Now consider arguments against God's existence, the most common being the problem of evil. Explore various theological solutions that account for why God allows certain evils, like the holocaust. Does God have reasons we cannot understand? Examine the flaws in…
Why Is There Something Rather Than Nothing?
Episode 12 of The Big Questions of Philosophy
Begin a series of lectures addressing the next big question: Does God exist? The most popular proofs appeal to God's existence as the best explanation for the universe's existence and nature. In this lecture, test the cosmological and teleological arguments,…
Is Knowledge Possible?
Episode 6 of The Big Questions of Philosophy
Having covered ways of gaining evidence and justifying belief in pursuit of knowledge, now ask: Is knowledge really possible? See what Plato had to say. Then delve into Rene Descartes' celebrated struggle with this problem, analyzing the strengths and weaknesses…
Are You Really You?
Episode 22 of The Big Questions of Philosophy
Close your inquiry into the afterlife by looking at new ways of defining personhood. According to perdurantism, a person is the sum total of an individual's life experiences and cannot be isolated to a particular time and place. Then question…
Does God Define the Good?
Episode 26 of The Big Questions of Philosophy

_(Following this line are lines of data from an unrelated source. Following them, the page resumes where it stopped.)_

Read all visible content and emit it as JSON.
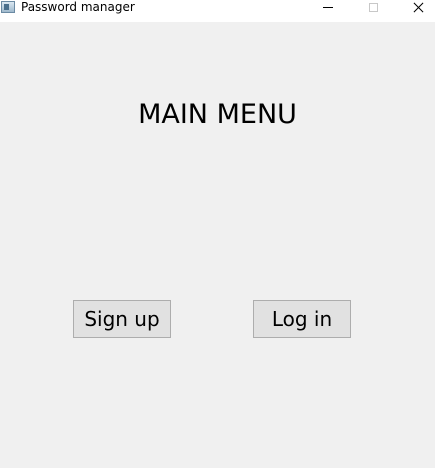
{
  "window": {
    "title": "Password manager",
    "controls": {
      "minimize": "minimize-icon",
      "maximize": "maximize-icon",
      "close": "close-icon"
    }
  },
  "main": {
    "heading": "MAIN MENU",
    "buttons": {
      "signup_label": "Sign up",
      "login_label": "Log in"
    }
  },
  "colors": {
    "background": "#f0f0f0",
    "titlebar": "#ffffff",
    "button_face": "#e1e1e1",
    "button_border": "#adadad"
  }
}
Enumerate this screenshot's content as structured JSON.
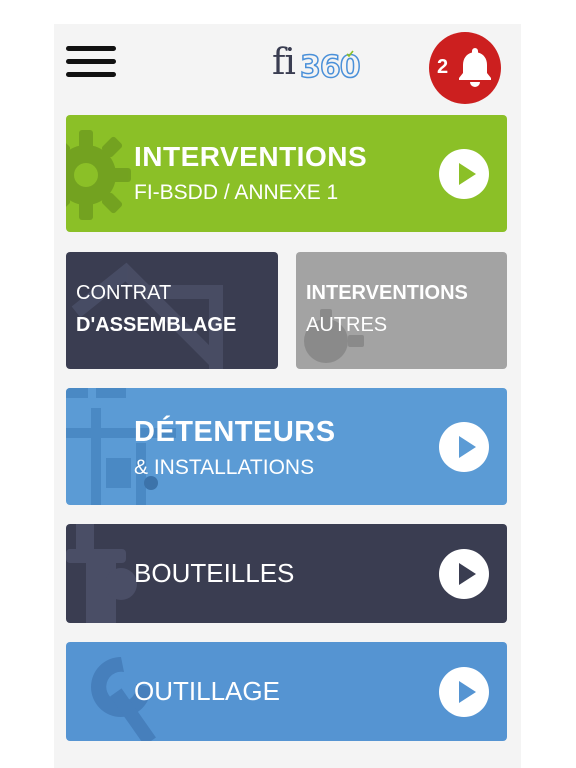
{
  "header": {
    "logo_prefix": "fi",
    "logo_number": "360",
    "notifications_count": "2"
  },
  "tiles": {
    "interventions": {
      "title": "INTERVENTIONS",
      "subtitle": "FI-BSDD / ANNEXE 1",
      "color": "#8bc027"
    },
    "contrat": {
      "line1": "CONTRAT",
      "line2": "D'ASSEMBLAGE",
      "color": "#3a3d51"
    },
    "interventions_autres": {
      "line1": "INTERVENTIONS",
      "line2": "AUTRES",
      "color": "#a3a3a3"
    },
    "detenteurs": {
      "title": "DÉTENTEURS",
      "subtitle": "& INSTALLATIONS",
      "color": "#5b9bd5"
    },
    "bouteilles": {
      "title": "BOUTEILLES",
      "color": "#3a3d51"
    },
    "outillage": {
      "title": "OUTILLAGE",
      "color": "#5594d2"
    }
  },
  "icons": {
    "menu": "hamburger-icon",
    "bell": "bell-icon",
    "play": "play-icon",
    "gear": "gear-icon",
    "wrench": "wrench-icon",
    "map": "map-icon"
  },
  "accent_colors": {
    "notification": "#cc1f1f"
  }
}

Turn to the next big question: What is morally right and wrong? Your first step is to inquire what establishes the truth of ethical statements. Look briefly at emotivism, which holds that our emotions tell us what is right. Then…
How Does the Brain Produce the Mind?
Episode 23 of The Big Questions of Philosophy
The next three lectures address the big question: What is the nature of the mind? Start with the celebrated "hard problem" of consciousness: How does the brain produce the mind? Investigate two possible answers and explore why many philosophers consider…
What Is God Like?
Episode 13 of The Big Questions of Philosophy
Traditionally, if God exists, God is perfect--God is omniscient, omnipotent and omnibenevolent. See how these three attributes are likely inconsistent with each another. Focus in particular on the difficulties with St. Anselm's argument for a perfect God, and look at…
Are Persons Mere Minds?
Episode 20 of The Big Questions of Philosophy
Explore the possibility that personal identity is preserved by memory, as Locke contended, or by psychological continuity. Test these ideas in thought experiments involving the transporter from Star Trek and other intriguing scenarios.